Ibovespa Bova11 In The Protests And Demonstrations (2013) | Stock Market Case Study


In mid-2013, Brazil witnessed massive protests and demonstrations across major cities, initially sparked by an increase in public transportation fares. However, the protests quickly evolved into a broader movement against corruption, police brutality, and lack of investment in public services like healthcare and education.

Initial Market Reaction

The protests caught investors off-guard, leading to volatility in the Brazilian stock market. The benchmark Ibovespa index, which tracks the performance of the most traded stocks on the B3 (Brasil Bolsa Balcão), experienced a sell-off in June 2013 as the protests gained momentum.

Economic Uncertainty

The protests raised concerns about Brazil's economic stability and the government's ability to implement reforms. Investors grew cautious, fearing that the unrest could disrupt business operations and deter foreign investment.

Currency Depreciation

The Brazilian real (BRL) depreciated against major currencies like the US dollar during the protest period. The currency's weakness reflected investors' diminishing confidence in the Brazilian economy and increased risk perception.

Sectoral Impact

Certain sectors were more affected than others. Companies with significant exposure to domestic consumption, such as retailers and consumer goods firms, faced selling pressure as protests disrupted business activities and dampened consumer confidence.

Temporary Volatility

While the protests caused short-term volatility and sell-offs, the Brazilian stock market eventually stabilized as the protests subsided. However, the demonstrations highlighted underlying issues that continued to weigh on investor sentiment in the following months.

Lingering Effects

The protests left a lasting impact on Brazil's political and economic landscape. They contributed to the erosion of public trust in the government and raised concerns about the country's ability to address structural challenges, such as corruption and inefficient public spending.

Reforms and Policy Changes

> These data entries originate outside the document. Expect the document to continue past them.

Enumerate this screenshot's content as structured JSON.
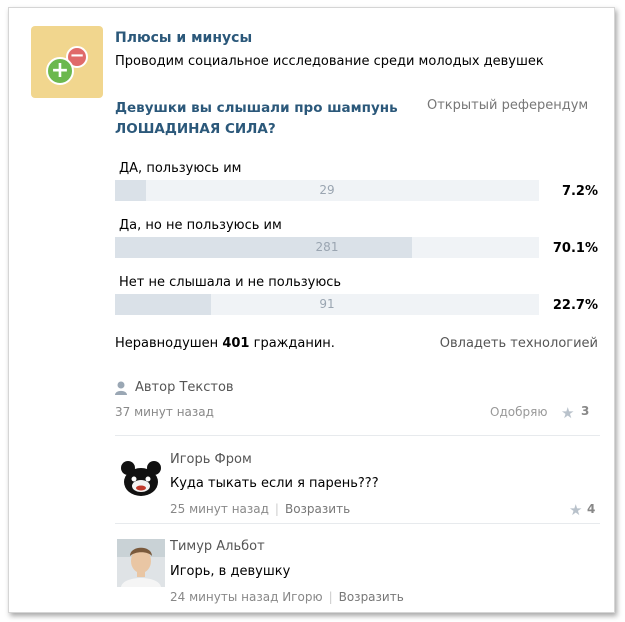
{
  "group": {
    "name": "Плюсы и минусы",
    "description": "Проводим социальное исследование среди молодых девушек"
  },
  "poll": {
    "question": "Девушки вы слышали про шампунь ЛОШАДИНАЯ СИЛА?",
    "type": "Открытый референдум",
    "options": [
      {
        "label": "ДА, пользуюсь им",
        "count": "29",
        "percent": "7.2%",
        "fraction": 0.072
      },
      {
        "label": "Да, но не пользуюсь им",
        "count": "281",
        "percent": "70.1%",
        "fraction": 0.701
      },
      {
        "label": "Нет не слышала и не пользуюсь",
        "count": "91",
        "percent": "22.7%",
        "fraction": 0.227
      }
    ],
    "voters_prefix": "Неравнодушен",
    "voters_count": "401",
    "voters_suffix": "гражданин.",
    "tech_link": "Овладеть технологией"
  },
  "post": {
    "author": "Автор Текстов",
    "time": "37 минут назад",
    "like_label": "Одобряю",
    "like_count": "3"
  },
  "comments": [
    {
      "name": "Игорь Фром",
      "text": "Куда тыкать если я парень???",
      "time": "25 минут назад",
      "reply": "Возразить",
      "like_count": "4"
    },
    {
      "name": "Тимур Альбот",
      "text": "Игорь, в девушку",
      "time": "24 минуты назад Игорю",
      "reply": "Возразить"
    }
  ],
  "icons": {
    "author": "person-icon",
    "like": "star-icon"
  },
  "colors": {
    "link": "#2b587a",
    "bar_bg": "#f0f3f6",
    "bar_fill": "#dae1e8",
    "logo_bg": "#f1d68e",
    "plus": "#6cb84e",
    "minus": "#e06a6a"
  }
}
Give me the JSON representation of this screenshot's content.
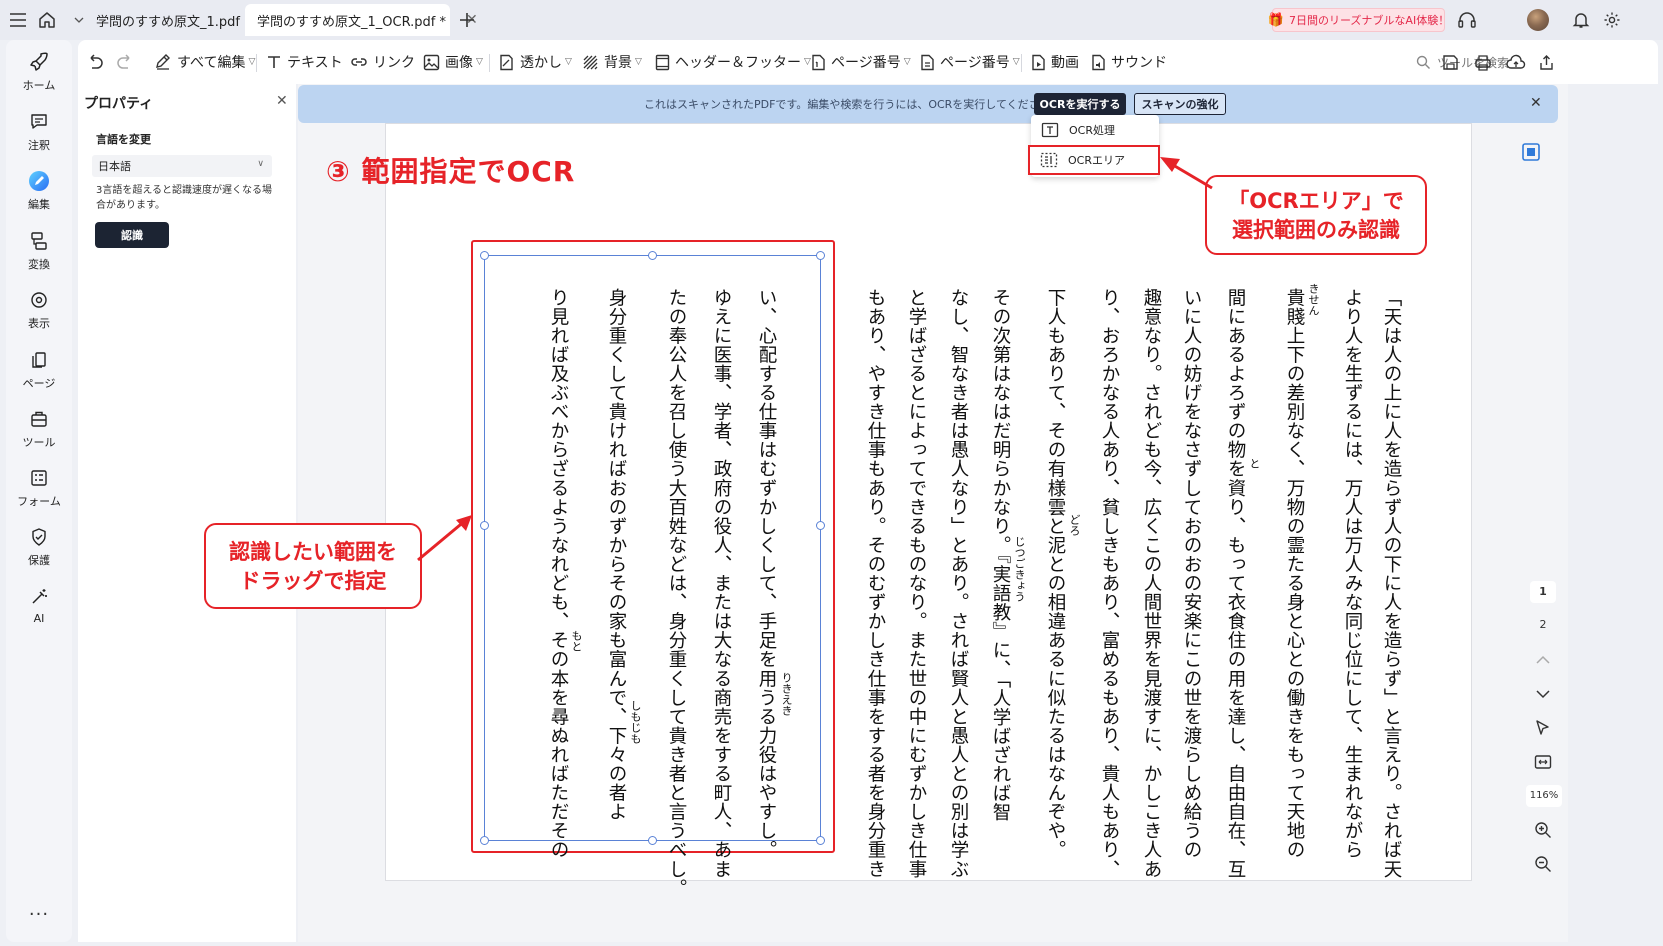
{
  "titlebar": {
    "tabs": [
      {
        "label": "学問のすすめ原文_1.pdf",
        "active": false
      },
      {
        "label": "学問のすすめ原文_1_OCR.pdf *",
        "active": true
      }
    ],
    "promo": "7日間のリーズナブルなAI体験！"
  },
  "toolbar": {
    "items": [
      {
        "label": "すべて編集",
        "icon": "edit-all-icon",
        "caret": true
      },
      {
        "label": "テキスト",
        "icon": "text-icon",
        "caret": false
      },
      {
        "label": "リンク",
        "icon": "link-icon",
        "caret": false
      },
      {
        "label": "画像",
        "icon": "image-icon",
        "caret": true
      },
      {
        "label": "透かし",
        "icon": "watermark-icon",
        "caret": true
      },
      {
        "label": "背景",
        "icon": "background-icon",
        "caret": true
      },
      {
        "label": "ヘッダー＆フッター",
        "icon": "header-footer-icon",
        "caret": true
      },
      {
        "label": "ページ番号",
        "icon": "page-number-icon",
        "caret": true
      },
      {
        "label": "ページ番号",
        "icon": "bates-number-icon",
        "caret": true
      },
      {
        "label": "動画",
        "icon": "video-icon",
        "caret": false
      },
      {
        "label": "サウンド",
        "icon": "sound-icon",
        "caret": false
      }
    ],
    "search_placeholder": "ツールを検索"
  },
  "sidebar": {
    "items": [
      {
        "label": "ホーム",
        "icon": "home-rocket-icon",
        "active": false
      },
      {
        "label": "注釈",
        "icon": "comment-icon",
        "active": false
      },
      {
        "label": "編集",
        "icon": "edit-icon",
        "active": true
      },
      {
        "label": "変換",
        "icon": "convert-icon",
        "active": false
      },
      {
        "label": "表示",
        "icon": "view-icon",
        "active": false
      },
      {
        "label": "ページ",
        "icon": "pages-icon",
        "active": false
      },
      {
        "label": "ツール",
        "icon": "tools-icon",
        "active": false
      },
      {
        "label": "フォーム",
        "icon": "form-icon",
        "active": false
      },
      {
        "label": "保護",
        "icon": "shield-icon",
        "active": false
      },
      {
        "label": "AI",
        "icon": "ai-wand-icon",
        "active": false
      }
    ],
    "more": "···"
  },
  "properties": {
    "title": "プロパティ",
    "section_label": "言語を変更",
    "language_value": "日本語",
    "note": "3言語を超えると認識速度が遅くなる場合があります。",
    "recognize_button": "認識"
  },
  "banner": {
    "message": "これはスキャンされたPDFです。編集や検索を行うには、OCRを実行してください。",
    "run_ocr": "OCRを実行する",
    "enhance_scan": "スキャンの強化"
  },
  "ocr_menu": {
    "items": [
      {
        "label": "OCR処理",
        "highlighted": false
      },
      {
        "label": "OCRエリア",
        "highlighted": true
      }
    ]
  },
  "annotations": {
    "step_title": "③ 範囲指定でOCR",
    "callout_area_line1": "「OCRエリア」で",
    "callout_area_line2": "選択範囲のみ認識",
    "callout_drag_line1": "認識したい範囲を",
    "callout_drag_line2": "ドラッグで指定"
  },
  "document": {
    "columns": [
      "「天は人の上に人を造らず人の下に人を造らず」と言えり。されば天",
      "より人を生ずるには、万人は万人みな同じ位にして、生まれながら",
      "貴賤上下の差別なく、万物の霊たる身と心との働きをもって天地の",
      "間にあるよろずの物を資り、もって衣食住の用を達し、自由自在、互",
      "いに人の妨げをなさずしておのおの安楽にこの世を渡らしめ給うの",
      "趣意なり。されども今、広くこの人間世界を見渡すに、かしこき人あ",
      "り、おろかなる人あり、貧しきもあり、富めるもあり、貴人もあり、",
      "下人もありて、その有様雲と泥との相違あるに似たるはなんぞや。",
      "その次第はなはだ明らかなり。『実語教』に、「人学ばざれば智",
      "なし、智なき者は愚人なり」とあり。されば賢人と愚人との別は学ぶ",
      "と学ばざるとによってできるものなり。また世の中にむずかしき仕事",
      "もあり、やすき仕事もあり。そのむずかしき仕事をする者を身分重き",
      "い、心配する仕事はむずかしくして、手足を用うる力役はやすし。",
      "ゆえに医事、学者、政府の役人、または大なる商売をする町人、あま",
      "たの奉公人を召し使う大百姓などは、身分重くして貴き者と言うべし。",
      "身分重くして貴ければおのずからその家も富んで、下々の者よ",
      "り見れば及ぶべからざるようなれども、その本を尋ぬればただその"
    ],
    "ruby": [
      {
        "text": "きせん"
      },
      {
        "text": "と"
      },
      {
        "text": "どろ"
      },
      {
        "text": "じつごきょう"
      },
      {
        "text": "りきえき"
      },
      {
        "text": "しもじも"
      },
      {
        "text": "もと"
      }
    ]
  },
  "rightbar": {
    "page_numbers": [
      "1",
      "2"
    ],
    "zoom": "116%"
  }
}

In response to the protests, the Brazilian government implemented some reforms and policy changes aimed at addressing the demands of the demonstrators. However, the pace and depth of these reforms were criticized by many as insufficient.

Long-term Implications

The 2013 protests highlighted the need for deeper reforms and better governance in Brazil. While the immediate market impact was temporary, the events contributed to a broader loss of confidence in the country's economic prospects, which weighed on the stock market's performance in subsequent years.

Lessons Learned

The protests served as a wake-up call for investors, highlighting the importance of considering political and social risks when investing in emerging markets like Brazil. They also underscored the need for companies to maintain strong stakeholder relationships and prioritize corporate responsibility.

The stock market looked like this in this period:

Signs that it would affect the market

In mid-2013, large protests and demonstrations began sweeping across Brazil, initially sparked by an increase in public transit fares. However, the protests quickly grew into a broader movement against government corruption, inadequate public services, and the high cost of hosting the 2014 World Cup. As the protests intensified, it became evident that this social unrest could negatively impact the Brazilian economy and stock market.

Some key signs that foreshadowed market impacts included:

- Disruptions to businesses and transportation due to the protests.

- Concerns over the protests unsettling foreign investment in Brazil.

- Investor uncertainty over the government's ability to enact economic reforms amidst the turmoil.

- The prospect of protest-related spending draining government funds.

Best time to sell stocks before the market crash

As the protests gained steam in June 2013, this was likely the ideal window to sell Brazilian ETF holdings before they plunged. The prospect of prolonged social instability cast a pall over Brazil's economic outlook.

On June 17, 2013, the Ibovespa index closed at 55,501 - near its peak for the year. In the following two weeks as the protests reached a fever pitch, the index plummeted over 12% to 48,789 by July 3rd.

Rationale: Selling in early-June allowed investors to exit positions near the market highs, avoiding the bulk of the downturn sparked by protest disruptions and concerns over the economic impacts.

Best time to buy stocks before the recovery

Around late July 2013 presented an attractive buying opportunity, as the protests had plateaued somewhat and bargain prices emerged. On July 24th, the Ibovespa bottomed out around 46,600.

From those lows, the market rebounded sharply in the second half of 2013 as political tensions eased. By year-end, the Ibovespa had recovered to around 51,500.

Rationale: The late July period offered a rare chance to buy Brazilian ETFs at multi-year low valuations. As the protest fears subsided, investors could capitalize on the undervalued stocks before the sustained rebound took hold.

In summary, the 2013 protests provided an illustrative example of how geopolitical and social instability can jolt markets. However, they also highlighted potential opportunities - first to strategically sell before a downturn, and later to buy into weakness before the recovery plays out. Staying attuned to such major events is crucial for defensive investing as well as opportunistic buying of undervalued assets.

Share on…